Task
Tally the lines in the listing below that include "shown". Answer with the count and nothing more.
(Beginning of Records provided)
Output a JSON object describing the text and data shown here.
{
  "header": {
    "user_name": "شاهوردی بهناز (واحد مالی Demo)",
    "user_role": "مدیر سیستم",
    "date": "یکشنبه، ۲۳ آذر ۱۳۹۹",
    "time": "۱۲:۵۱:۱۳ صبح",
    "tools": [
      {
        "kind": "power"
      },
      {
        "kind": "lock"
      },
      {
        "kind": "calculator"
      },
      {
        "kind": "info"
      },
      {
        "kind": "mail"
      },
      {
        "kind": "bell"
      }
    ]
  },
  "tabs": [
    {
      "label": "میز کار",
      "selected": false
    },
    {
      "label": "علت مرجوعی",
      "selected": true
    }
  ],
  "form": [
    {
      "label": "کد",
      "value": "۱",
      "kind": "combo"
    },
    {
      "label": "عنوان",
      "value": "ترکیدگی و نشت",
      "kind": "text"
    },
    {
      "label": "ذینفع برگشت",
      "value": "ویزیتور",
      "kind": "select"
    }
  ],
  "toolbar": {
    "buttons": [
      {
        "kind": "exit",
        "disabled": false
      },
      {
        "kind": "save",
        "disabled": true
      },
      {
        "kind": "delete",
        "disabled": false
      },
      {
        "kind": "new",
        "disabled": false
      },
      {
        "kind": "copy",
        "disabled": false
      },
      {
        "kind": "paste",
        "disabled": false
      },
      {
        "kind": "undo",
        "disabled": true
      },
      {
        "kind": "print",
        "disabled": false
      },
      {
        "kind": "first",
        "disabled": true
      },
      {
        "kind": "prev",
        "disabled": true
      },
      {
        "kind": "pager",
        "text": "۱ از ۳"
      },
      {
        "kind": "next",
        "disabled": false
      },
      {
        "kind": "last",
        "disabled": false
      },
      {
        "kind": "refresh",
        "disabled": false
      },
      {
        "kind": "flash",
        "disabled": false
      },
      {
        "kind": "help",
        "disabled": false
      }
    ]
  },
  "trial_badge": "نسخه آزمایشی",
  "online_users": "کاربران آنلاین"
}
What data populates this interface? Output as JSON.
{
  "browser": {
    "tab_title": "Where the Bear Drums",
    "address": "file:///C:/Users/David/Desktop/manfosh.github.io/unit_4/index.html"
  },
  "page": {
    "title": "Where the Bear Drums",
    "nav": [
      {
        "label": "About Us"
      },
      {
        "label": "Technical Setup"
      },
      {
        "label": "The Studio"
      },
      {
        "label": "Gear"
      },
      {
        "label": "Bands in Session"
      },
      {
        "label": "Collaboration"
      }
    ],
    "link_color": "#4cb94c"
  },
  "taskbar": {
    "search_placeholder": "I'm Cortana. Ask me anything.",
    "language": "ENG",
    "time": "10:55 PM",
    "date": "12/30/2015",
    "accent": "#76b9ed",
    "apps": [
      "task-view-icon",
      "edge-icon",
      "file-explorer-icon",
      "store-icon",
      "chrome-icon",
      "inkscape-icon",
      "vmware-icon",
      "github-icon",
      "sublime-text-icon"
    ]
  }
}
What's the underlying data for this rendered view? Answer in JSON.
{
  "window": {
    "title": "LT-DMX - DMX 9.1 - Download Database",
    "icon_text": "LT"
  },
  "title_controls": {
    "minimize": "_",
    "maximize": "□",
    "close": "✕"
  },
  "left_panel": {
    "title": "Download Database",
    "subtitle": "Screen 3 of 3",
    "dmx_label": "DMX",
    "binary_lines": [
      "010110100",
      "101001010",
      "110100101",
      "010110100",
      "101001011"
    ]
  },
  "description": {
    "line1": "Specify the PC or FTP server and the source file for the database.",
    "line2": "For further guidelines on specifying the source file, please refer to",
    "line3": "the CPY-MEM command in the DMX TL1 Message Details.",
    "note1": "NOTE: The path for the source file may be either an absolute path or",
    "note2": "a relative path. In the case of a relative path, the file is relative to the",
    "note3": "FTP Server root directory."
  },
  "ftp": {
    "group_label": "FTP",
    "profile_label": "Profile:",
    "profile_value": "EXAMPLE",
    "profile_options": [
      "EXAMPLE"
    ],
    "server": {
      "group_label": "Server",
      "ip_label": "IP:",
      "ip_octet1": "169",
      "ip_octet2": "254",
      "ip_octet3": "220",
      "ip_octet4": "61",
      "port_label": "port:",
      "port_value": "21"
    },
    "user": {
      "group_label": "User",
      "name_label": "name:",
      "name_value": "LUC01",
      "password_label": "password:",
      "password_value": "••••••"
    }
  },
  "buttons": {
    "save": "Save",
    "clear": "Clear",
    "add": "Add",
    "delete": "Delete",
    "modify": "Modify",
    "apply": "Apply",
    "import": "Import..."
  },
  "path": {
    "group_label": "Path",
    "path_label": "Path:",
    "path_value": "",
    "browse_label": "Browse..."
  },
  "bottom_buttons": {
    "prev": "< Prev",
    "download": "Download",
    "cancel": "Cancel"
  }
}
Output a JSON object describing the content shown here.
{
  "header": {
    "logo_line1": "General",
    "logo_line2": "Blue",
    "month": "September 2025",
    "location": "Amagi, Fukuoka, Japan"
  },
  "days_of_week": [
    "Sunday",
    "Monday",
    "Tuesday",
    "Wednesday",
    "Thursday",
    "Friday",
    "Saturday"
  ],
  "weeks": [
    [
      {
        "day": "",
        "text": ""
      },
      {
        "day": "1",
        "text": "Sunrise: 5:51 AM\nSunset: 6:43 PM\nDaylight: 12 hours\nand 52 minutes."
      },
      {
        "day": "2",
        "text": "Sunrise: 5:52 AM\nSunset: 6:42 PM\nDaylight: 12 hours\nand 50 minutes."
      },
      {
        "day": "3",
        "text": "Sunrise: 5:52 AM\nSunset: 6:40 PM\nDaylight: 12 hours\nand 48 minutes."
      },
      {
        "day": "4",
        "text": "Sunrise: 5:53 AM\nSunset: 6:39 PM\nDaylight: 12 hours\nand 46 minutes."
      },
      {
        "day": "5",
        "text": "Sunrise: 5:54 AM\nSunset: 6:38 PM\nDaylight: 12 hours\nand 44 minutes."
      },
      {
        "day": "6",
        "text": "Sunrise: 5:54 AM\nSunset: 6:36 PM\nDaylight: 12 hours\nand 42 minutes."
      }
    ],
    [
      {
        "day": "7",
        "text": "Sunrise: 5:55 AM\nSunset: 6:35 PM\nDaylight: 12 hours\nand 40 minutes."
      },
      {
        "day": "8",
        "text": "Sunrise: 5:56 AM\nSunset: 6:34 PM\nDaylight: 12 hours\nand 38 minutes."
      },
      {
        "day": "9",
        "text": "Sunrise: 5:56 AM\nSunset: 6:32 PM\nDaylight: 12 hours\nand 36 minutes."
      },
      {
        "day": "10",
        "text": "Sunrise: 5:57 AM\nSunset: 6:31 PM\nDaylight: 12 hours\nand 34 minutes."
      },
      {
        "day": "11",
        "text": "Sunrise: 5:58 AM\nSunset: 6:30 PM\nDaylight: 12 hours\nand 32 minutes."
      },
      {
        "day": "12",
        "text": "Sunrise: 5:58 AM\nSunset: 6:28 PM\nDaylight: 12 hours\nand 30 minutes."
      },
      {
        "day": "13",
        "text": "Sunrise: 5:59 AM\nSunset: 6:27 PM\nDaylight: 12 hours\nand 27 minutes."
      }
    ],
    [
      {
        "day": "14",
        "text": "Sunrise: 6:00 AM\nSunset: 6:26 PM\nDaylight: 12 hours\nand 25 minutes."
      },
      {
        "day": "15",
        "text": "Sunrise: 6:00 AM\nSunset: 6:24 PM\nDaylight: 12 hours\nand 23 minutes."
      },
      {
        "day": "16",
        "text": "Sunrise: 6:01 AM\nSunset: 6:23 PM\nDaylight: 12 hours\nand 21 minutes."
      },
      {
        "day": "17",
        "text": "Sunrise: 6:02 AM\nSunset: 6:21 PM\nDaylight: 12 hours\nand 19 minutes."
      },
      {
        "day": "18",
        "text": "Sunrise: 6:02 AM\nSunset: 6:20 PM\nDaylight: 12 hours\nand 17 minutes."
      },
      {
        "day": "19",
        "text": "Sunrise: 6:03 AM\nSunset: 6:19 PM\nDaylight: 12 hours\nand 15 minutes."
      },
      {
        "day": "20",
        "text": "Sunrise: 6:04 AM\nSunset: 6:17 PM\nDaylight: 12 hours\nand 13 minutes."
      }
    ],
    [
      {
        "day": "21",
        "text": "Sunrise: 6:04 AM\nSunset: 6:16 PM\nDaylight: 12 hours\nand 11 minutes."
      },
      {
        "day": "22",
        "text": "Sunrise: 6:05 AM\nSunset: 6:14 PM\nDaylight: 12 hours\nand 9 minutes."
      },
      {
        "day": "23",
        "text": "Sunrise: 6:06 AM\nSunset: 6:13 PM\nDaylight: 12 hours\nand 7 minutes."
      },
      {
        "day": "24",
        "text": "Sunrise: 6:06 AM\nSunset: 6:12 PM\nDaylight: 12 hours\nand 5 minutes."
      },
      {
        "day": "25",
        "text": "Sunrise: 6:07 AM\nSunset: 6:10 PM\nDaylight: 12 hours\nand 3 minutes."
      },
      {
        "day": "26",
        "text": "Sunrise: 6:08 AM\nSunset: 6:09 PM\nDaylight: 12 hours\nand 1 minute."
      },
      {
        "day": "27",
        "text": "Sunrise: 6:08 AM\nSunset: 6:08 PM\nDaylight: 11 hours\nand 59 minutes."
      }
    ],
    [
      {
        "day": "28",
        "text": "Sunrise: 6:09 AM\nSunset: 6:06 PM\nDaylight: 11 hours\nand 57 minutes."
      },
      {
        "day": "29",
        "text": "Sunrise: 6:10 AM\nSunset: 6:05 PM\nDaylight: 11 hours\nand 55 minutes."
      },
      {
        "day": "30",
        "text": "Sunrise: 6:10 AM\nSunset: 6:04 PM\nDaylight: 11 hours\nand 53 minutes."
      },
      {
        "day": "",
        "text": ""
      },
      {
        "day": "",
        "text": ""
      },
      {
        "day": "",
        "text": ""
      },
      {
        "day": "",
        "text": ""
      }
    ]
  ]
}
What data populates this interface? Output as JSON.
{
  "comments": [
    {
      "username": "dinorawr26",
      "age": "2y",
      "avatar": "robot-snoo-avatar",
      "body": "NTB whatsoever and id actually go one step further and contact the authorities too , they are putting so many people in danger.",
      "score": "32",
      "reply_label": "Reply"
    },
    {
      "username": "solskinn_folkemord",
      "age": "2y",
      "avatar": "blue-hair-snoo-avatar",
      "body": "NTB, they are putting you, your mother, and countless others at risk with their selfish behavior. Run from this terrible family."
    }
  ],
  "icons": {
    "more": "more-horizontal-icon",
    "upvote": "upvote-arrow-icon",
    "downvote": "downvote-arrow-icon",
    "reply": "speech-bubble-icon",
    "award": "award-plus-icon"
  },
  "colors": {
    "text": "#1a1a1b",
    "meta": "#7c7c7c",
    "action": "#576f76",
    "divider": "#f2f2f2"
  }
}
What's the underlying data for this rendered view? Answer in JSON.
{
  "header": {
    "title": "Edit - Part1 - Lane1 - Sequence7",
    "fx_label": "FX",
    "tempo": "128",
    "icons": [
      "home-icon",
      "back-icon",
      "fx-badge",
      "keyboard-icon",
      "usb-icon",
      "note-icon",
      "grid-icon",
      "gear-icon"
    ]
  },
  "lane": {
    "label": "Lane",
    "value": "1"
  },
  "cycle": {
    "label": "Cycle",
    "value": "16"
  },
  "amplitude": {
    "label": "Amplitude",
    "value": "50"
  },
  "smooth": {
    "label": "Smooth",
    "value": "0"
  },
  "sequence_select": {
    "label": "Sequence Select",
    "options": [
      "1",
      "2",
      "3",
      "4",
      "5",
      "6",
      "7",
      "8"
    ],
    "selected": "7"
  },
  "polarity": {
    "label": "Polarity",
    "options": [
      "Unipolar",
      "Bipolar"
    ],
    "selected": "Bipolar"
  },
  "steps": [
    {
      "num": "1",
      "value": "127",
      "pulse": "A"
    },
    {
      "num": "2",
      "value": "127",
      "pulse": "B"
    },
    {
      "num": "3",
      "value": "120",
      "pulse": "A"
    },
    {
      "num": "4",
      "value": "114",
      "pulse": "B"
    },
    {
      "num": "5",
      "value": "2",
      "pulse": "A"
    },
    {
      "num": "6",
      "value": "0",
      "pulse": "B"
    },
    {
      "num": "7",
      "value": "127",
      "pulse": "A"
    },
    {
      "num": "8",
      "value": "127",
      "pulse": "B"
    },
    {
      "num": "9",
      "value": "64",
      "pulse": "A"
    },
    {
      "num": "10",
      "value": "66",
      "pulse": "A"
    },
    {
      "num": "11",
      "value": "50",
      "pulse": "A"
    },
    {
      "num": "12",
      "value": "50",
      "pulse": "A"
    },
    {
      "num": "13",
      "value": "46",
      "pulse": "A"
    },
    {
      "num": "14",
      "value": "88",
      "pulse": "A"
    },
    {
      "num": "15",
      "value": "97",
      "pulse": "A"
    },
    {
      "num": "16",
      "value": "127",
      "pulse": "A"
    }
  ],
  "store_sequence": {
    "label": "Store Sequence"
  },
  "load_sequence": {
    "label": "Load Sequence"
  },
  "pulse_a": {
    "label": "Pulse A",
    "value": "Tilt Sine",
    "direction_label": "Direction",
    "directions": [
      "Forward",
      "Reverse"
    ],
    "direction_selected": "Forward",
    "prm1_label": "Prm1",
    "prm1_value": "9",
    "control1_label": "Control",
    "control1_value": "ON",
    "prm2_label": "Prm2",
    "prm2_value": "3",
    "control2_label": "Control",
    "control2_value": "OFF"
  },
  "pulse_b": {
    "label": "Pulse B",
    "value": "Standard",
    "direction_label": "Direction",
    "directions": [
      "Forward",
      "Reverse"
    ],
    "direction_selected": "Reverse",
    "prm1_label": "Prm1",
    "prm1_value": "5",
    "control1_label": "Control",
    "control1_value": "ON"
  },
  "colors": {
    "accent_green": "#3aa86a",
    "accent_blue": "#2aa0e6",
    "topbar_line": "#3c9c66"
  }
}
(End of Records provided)
Written solution
2